Corruption remains one of the biggest enablers of illicit financial flows out of Africa and poses a significant threat in the execution of climate solutions targeted towards combatting climate change effects. Corrupt practices among public officials and private persons/companies in for instance, public procurement processes, commissioning of non-existent clean energy projects to divert funds, and mismanagement of allocated funds towards renewable energy projects. Green washing or climate washing has also become an innovative way to exploit investors, consumers and other stakeholders. Green washing refers to the faux identification with or exaggeration of climate action by actors through vague and misleading communication and branding. These false statements can be used to be obtain financing in the guise of facilitating the Just Transition Plan of a country while channelling such funds towards other questionable purposes. 

Illicit financial flows divert critical financial resources away from investments in renewable energy infrastructure, innovative technologies, and initiatives aimed at mitigating the adverse effects of climate change. About USD 88.6 billion is lost annually through illicit financial flows in Africa. Up to USD 50 billion is also lost through money laundering in Africa per year. These funds otherwise had the potential to support the development of cleaner energy sources and climate-resilient infrastructure. However, they are drained out of a country’s financial system through illegal and illicit channels, thereby undermining the country’s capacity to address their energy concerns effectively. 

The diversion of illicit funds from developing countries severely impacts their ability to facilitate a Just Transition and undertake renewable energy initiatives. It also erodes investor confidence in those countries. In fact, these countries where IFF is predominant are attractive only to investors who hope to benefit from the IFF trends since legitimate and ethical investors would ordinarily prefer business environments with formidable legal and regulatory frameworks. 

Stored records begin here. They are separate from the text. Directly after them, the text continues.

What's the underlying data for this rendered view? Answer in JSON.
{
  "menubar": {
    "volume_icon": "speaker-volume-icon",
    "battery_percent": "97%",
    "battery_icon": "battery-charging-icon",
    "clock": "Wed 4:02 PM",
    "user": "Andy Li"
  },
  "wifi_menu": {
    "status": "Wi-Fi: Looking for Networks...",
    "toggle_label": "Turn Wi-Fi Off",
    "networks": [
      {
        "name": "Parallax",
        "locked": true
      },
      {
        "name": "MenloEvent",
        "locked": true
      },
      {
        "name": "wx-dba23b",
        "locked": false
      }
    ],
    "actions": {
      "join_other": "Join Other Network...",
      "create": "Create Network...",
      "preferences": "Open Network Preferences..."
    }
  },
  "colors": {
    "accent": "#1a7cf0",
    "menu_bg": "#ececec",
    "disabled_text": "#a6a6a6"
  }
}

On the flip side of access to finance is access to technology needed to propel clean energy innovations towards a low-carbon economy. While Africa continues to rise in prominence with respect to technological advancement, much more development is required to sufficiently develop technology to enhance production of affordable and accessible renewable energy raw materials and affordable and accessible consumption to serve more than 1.3 billion people in Africa. Baleine, the largest hydrocarbon discovery made by an energy company in Cote d’Ivoire is well on its way to becoming the first net-zero field (in terms of Scope 1 and Scope 2 emissions) in Africa. To scale this technology across the continent requires ripple investments across board bearing in mind the unique circumstances in each country in terms of topography, geography, politics, geopolitics, market structure, etc. 


The responsibility of curbing illicit financial flows out of Africa that hamper the success of the Just Transition does not lie with African countries alone. The destination of these illicit funds are usually developed countries. Hence those developed countries have a significant role to play in investigating suspected persons, prosecuting them and repatriating recovered funds to prospective countries. Pioneering a Just Energy Transition in Africa is dependent of retention of capital on the continent and the rebuilding of deficient legal and financial systems which, albeit, aid illicit financial flows out of the continent. More importantly, acute structural challenges presented by a lack of sophisticated financial system, weak legal and regulatory mechanisms and energy poverty need to be addressed alongside the menace of illicit financial flows in reducing reliance on fossil fuels, combating climate change, and ensuring energy access for all.